"We want to challenge the popular view that technology and legislation is the answer to all cyclist related accidents," says Laura Nelson, Managing Director at RTITB.

"We need to remember that driver behaviour is key.  It seems unbelievable that the controversial stance is to suggest that proper training, rather than technology, could help prevent many of these incidents involving vulnerable road users."

At a presentation that took place at the Health & Safety Event 2016 recently, RTITB's Technical Services Executive, Richard Brewer, explored how improvements to driver awareness could help to reduce the number of fatal incidents involving goods vehicles and vulnerable road users every year.
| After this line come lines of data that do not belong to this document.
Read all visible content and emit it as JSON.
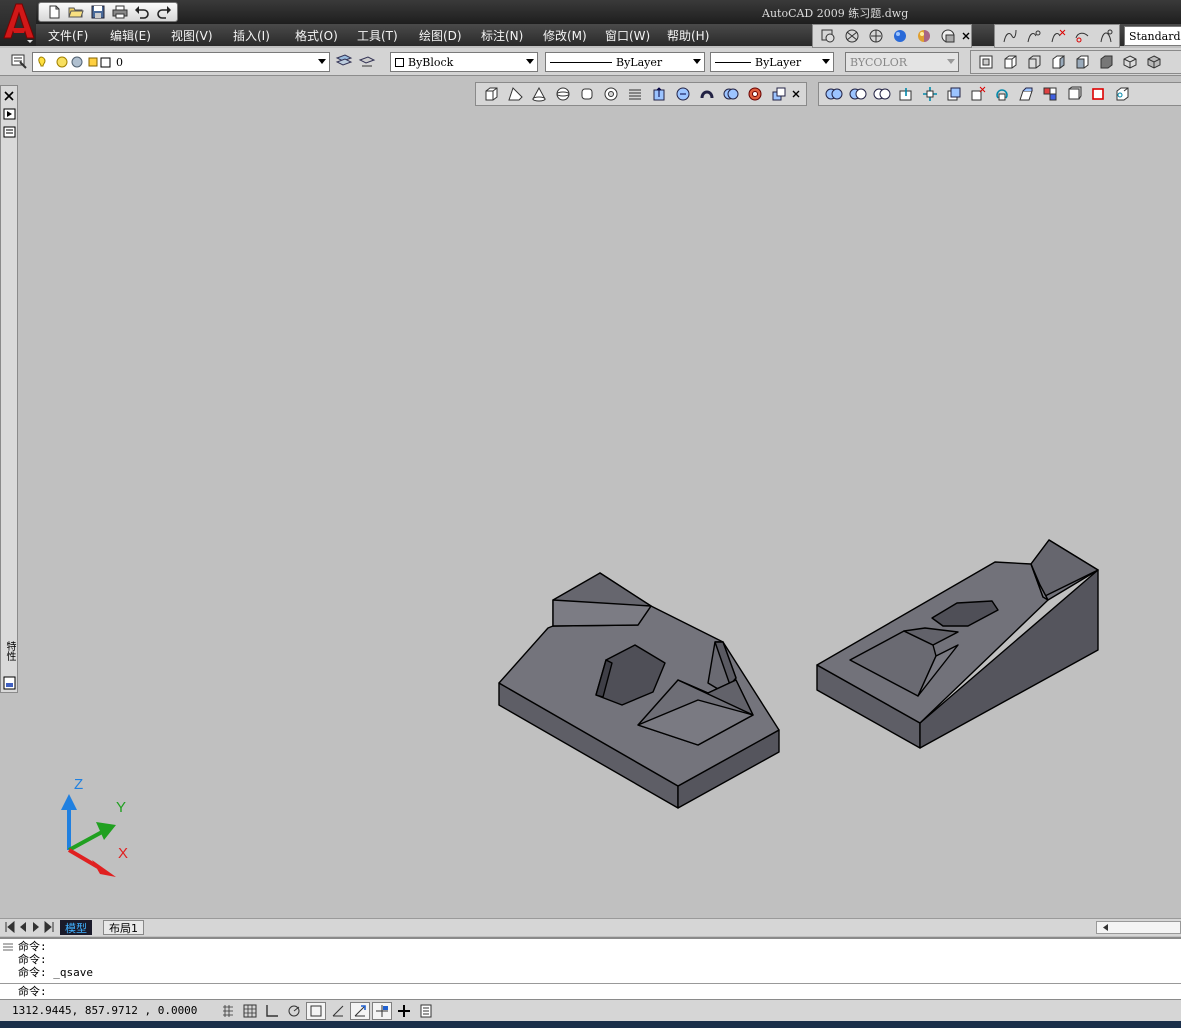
{
  "app": {
    "title": "AutoCAD 2009 练习题.dwg",
    "logo_letter": "A"
  },
  "menu": [
    "文件(F)",
    "编辑(E)",
    "视图(V)",
    "插入(I)",
    "格式(O)",
    "工具(T)",
    "绘图(D)",
    "标注(N)",
    "修改(M)",
    "窗口(W)",
    "帮助(H)"
  ],
  "layers": {
    "current_layer": "0"
  },
  "properties": {
    "color": "ByBlock",
    "linetype": "ByLayer",
    "lineweight": "ByLayer",
    "plotstyle": "BYCOLOR"
  },
  "styles": {
    "text_style": "Standard"
  },
  "palette": {
    "vertical_label": "特性"
  },
  "ucs": {
    "x": "X",
    "y": "Y",
    "z": "Z"
  },
  "layout_tabs": [
    "模型",
    "布局1"
  ],
  "command": {
    "history": [
      "命令:",
      "命令:",
      "命令: _qsave"
    ],
    "prompt": "命令:"
  },
  "status": {
    "coordinates": "1312.9445, 857.9712 , 0.0000"
  },
  "colors": {
    "titlebar": "#2b2b2b",
    "viewport": "#c0c0c0",
    "model_fill": "#6b6b73",
    "model_top": "#7a7a82",
    "axis_x": "#e02020",
    "axis_y": "#20a020",
    "axis_z": "#2080e0"
  }
}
The most common causes of cyclist collision, according to ROSPA, include the motorist emerging into or turning across the path of a cyclist and RTITB suggests driver behaviour such as risk taking, aggression, inattention, distractions and even the pressure of the job to be the leading causes of such collisions.  For this reason, the solution according to RTITB is to ensure that drivers are properly trained and aware of their responsibilities on the road.

"As a society we are so reliant on technology that we tend to presume it is always the best solution to an issue.  While technology such as cameras and sensors may help to prevent fatal accidents, it isn't the entire answer, and could even cause drivers to be more complacent," says RTITB's Technical Services Executive, Richard Brewer.

"Your brain is more powerful than the world's biggest computer – it will always outperform the most high-tech cameras and sensors, if it is given the proper training."

"A well trained driver with professional standards working with the right technology is the best way to improve the safety of everyone on the road, including vulnerable road users.  At RTITB we're trying to shift the focus onto good training and put the responsibility for making the road a safer place back into the drivers' hands."

For more information visit: www.rtitb.co.uk